I'm seriously disappointed that there was virtually no variety in the set lists this week. I can understand consecutive playings of the songs from the new album and classics like Birdhouse... but Memo to Human Resources? Mammal? Meet James Ensor? They're all good songs, but there's really no need for them to be played four nights in a row.
While we're on the subject... Mr. Tambourine Man. Seriously... they've been doing this for 25 years. They have hundreds of their own songs, we don't need to hear them playing somebody else's crap. Maybe I Know works because most people have never heard of it, and it's a cool story about the lady giving them $20. Other songs work because they're able to make the song their own... but Mr. Tambourine Man is a waste of time.

TAD2020 says:
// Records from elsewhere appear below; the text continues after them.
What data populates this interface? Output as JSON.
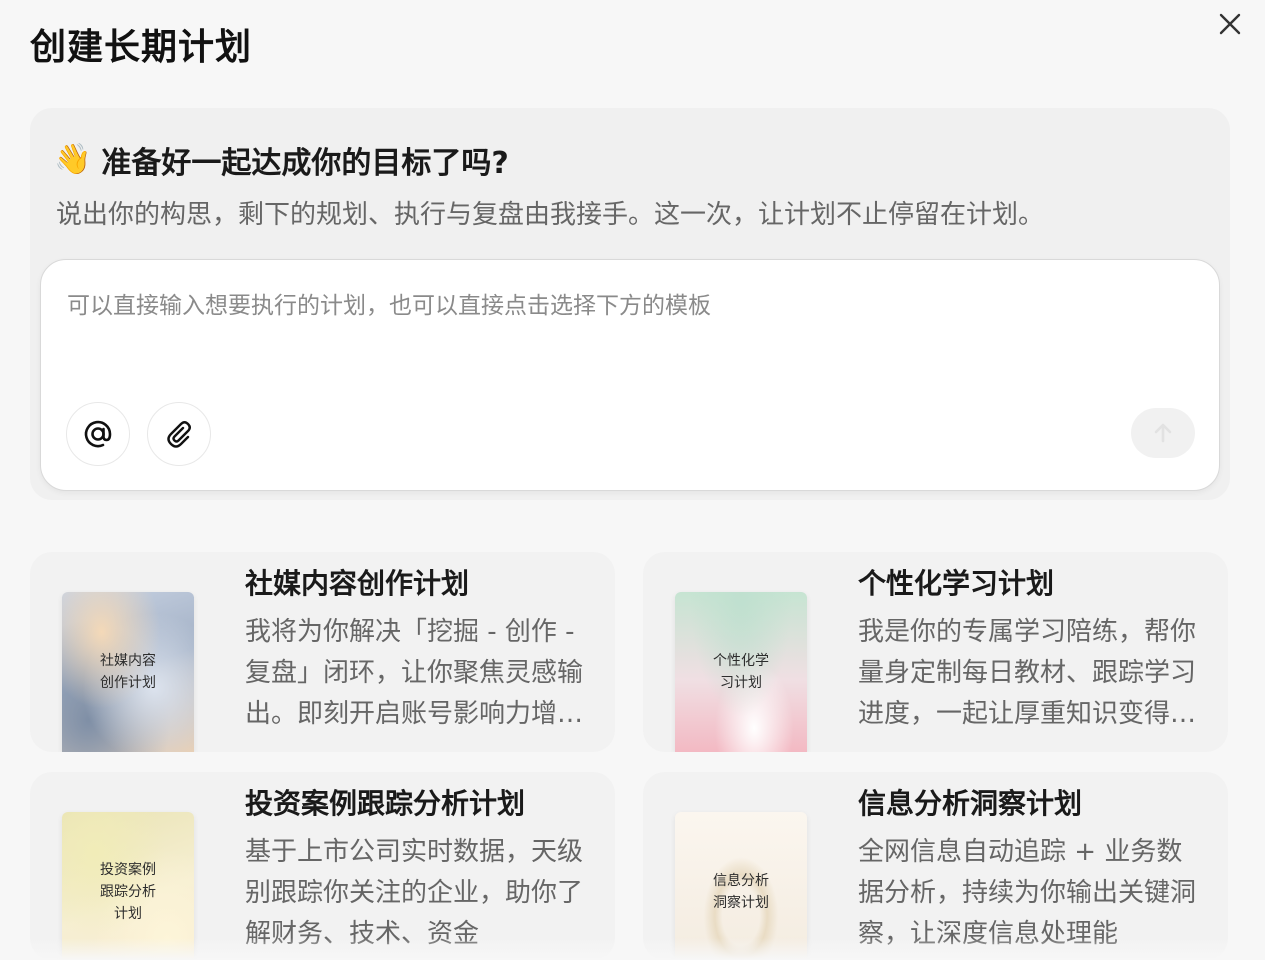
{
  "dialog": {
    "title": "创建长期计划"
  },
  "hero": {
    "emoji": "👋",
    "heading": "准备好一起达成你的目标了吗?",
    "subtitle": "说出你的构思，剩下的规划、执行与复盘由我接手。这一次，让计划不止停留在计划。"
  },
  "input": {
    "placeholder": "可以直接输入想要执行的计划，也可以直接点击选择下方的模板",
    "value": ""
  },
  "icons": {
    "close": "close-icon",
    "mention": "at-sign-icon",
    "attach": "paperclip-icon",
    "send": "arrow-up-icon"
  },
  "templates": [
    {
      "title": "社媒内容创作计划",
      "description": "我将为你解决「挖掘 - 创作 - 复盘」闭环，让你聚焦灵感输出。即刻开启账号影响力增长之旅",
      "cover_text": "社媒内容\n创作计划"
    },
    {
      "title": "个性化学习计划",
      "description": "我是你的专属学习陪练，帮你量身定制每日教材、跟踪学习进度，一起让厚重知识变得轻松",
      "cover_text": "个性化学\n习计划"
    },
    {
      "title": "投资案例跟踪分析计划",
      "description": "基于上市公司实时数据，天级别跟踪你关注的企业，助你了解财务、技术、资金",
      "cover_text": "投资案例\n跟踪分析\n计划"
    },
    {
      "title": "信息分析洞察计划",
      "description": "全网信息自动追踪 + 业务数据分析，持续为你输出关键洞察，让深度信息处理能",
      "cover_text": "信息分析\n洞察计划"
    }
  ]
}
This was the first show I've even been too, me and my friend were very pleased with the set list and it covered many of our favorite songs. The house was packed, and after Oppenheimer left the stage, a bunch more people showed up, making the place even more packed.
Mid show they brought out Tricerachops with George Shelby on sax, Bill Dowling on trumpet and Dan "The Machine" Levine on trombone.
Linnell disappointed in Milton Mouse's lack of swearing during the Calls from the Dead sketch.
Marty Beller did beat the crap out of his drums during the band intros, breaking two of the the symbol stands and nearly falling off this chair while standing on it trying to stomp on a symbol.
After Cap'm and during the start of New York City, Flansburgh refused to begin the song till the lighting guy turned the iris down on the spot light and left the song going in idle for a minute till he asked that it just be turned off instead. Flansburgh didn't what the "Free Lasik eye surgery that comes with playing at the House of Blues".
During one song (I think it was Take Out The Trash) Flansburgh knelt down on the edge of the stage and let a fan assist him in "playing the guitar like he's never played before".
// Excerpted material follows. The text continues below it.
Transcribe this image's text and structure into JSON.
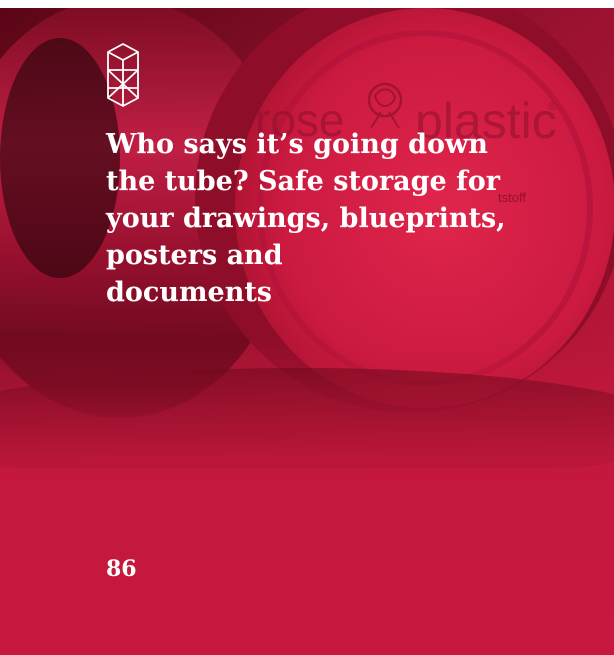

azechiel says: This was the first show of theirs I'd been to, and I have to say that everything that perspixx complained about, I thought just added to the humor of the show. I thought the setlist was great and had a great time.

When Linnell told Flansburgh to "play that guitar like [he'd] never played it before," he looked confused for a second then reached over the top of the neck, attempting to play fingerstyle for a second or two. Hilarious.

Overall, I thought it was a great show, and I hope to see more of their stuff in the future.


Four words: It's Not My Birthday. I'd been dying to hear them play that song. I almost wept when it started up. Despite all the problems about this show others have noted, for me it was one of the best. I never get sick of mammal.


I'm writing this in 2015, so it's been a while since the show. The main thing that I remember is that I was the lucky fan that got to strum Flans' guitar while he held it and played the chords. I don't remember what the song was, but I know I was terrible at it. I started off okay (maybe?), but then I got a bit too into it and tried to strum double fast. Flansburgh pulled the guitar back for a second and gave me a "slow down" gesture. I must have knocked it out of tune because he ended up having to hand it to someone off stage to get repaired while he used a different guitar. I think Flansburgh asked if I'd ever played before and I shook my head no and then Linnell made a comment about me playing like I've never played before with both meanings being quite obvious.: